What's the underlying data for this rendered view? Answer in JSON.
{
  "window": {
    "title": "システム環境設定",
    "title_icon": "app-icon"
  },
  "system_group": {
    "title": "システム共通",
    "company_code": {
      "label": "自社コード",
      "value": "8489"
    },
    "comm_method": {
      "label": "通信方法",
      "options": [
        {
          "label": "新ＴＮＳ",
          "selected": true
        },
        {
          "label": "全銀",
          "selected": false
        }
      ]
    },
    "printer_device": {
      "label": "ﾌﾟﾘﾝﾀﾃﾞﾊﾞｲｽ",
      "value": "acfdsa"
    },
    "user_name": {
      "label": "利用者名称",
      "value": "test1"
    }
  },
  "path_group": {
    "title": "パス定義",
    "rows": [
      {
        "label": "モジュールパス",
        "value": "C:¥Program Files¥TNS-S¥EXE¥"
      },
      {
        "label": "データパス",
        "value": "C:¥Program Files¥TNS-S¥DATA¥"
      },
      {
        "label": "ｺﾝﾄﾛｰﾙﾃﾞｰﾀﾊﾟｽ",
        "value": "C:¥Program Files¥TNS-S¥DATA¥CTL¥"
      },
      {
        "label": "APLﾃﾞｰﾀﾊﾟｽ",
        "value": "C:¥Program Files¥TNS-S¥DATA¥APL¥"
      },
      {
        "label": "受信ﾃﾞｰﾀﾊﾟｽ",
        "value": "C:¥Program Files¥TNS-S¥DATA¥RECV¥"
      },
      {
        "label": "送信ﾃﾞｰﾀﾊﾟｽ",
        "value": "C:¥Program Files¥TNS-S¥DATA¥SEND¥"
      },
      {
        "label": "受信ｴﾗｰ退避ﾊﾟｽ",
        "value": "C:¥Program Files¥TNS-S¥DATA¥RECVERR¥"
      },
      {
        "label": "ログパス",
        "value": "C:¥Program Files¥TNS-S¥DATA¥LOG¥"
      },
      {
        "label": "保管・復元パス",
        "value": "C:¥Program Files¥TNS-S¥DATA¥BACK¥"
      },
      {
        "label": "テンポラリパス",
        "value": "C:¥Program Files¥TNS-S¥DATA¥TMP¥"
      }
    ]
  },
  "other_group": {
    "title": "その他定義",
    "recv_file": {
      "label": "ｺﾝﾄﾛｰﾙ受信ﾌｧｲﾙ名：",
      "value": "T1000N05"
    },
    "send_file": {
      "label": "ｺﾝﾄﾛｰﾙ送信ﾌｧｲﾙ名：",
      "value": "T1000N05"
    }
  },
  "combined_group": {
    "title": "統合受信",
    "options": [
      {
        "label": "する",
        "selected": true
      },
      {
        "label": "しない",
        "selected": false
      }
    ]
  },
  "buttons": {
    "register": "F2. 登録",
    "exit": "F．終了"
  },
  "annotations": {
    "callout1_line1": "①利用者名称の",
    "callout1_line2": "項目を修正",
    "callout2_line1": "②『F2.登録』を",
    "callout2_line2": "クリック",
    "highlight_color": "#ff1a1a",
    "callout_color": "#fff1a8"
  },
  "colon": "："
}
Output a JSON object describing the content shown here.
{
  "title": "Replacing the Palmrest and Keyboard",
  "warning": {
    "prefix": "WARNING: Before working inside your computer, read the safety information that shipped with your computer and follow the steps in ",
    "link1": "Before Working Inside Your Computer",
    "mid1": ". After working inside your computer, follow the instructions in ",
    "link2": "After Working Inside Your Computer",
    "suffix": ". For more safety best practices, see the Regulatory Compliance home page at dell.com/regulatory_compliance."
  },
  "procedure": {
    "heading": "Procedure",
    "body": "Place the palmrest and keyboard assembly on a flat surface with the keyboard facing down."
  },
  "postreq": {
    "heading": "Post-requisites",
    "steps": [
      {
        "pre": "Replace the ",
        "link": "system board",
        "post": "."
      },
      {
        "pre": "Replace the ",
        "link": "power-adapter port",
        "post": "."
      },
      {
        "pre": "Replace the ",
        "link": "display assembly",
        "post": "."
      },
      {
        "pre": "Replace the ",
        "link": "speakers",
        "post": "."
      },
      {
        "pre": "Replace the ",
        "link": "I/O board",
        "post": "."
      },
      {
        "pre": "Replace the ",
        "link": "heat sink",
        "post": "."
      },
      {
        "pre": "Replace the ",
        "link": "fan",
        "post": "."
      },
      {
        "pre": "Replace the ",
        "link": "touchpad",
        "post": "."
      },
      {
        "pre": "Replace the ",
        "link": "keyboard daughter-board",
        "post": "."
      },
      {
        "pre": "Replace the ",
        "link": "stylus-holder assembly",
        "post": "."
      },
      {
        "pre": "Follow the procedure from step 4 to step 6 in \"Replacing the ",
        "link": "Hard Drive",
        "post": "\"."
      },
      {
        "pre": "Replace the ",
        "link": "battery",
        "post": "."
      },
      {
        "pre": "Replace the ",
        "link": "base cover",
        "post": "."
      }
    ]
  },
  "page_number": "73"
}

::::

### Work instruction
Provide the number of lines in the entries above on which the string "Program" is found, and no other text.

### Result of the exercise
10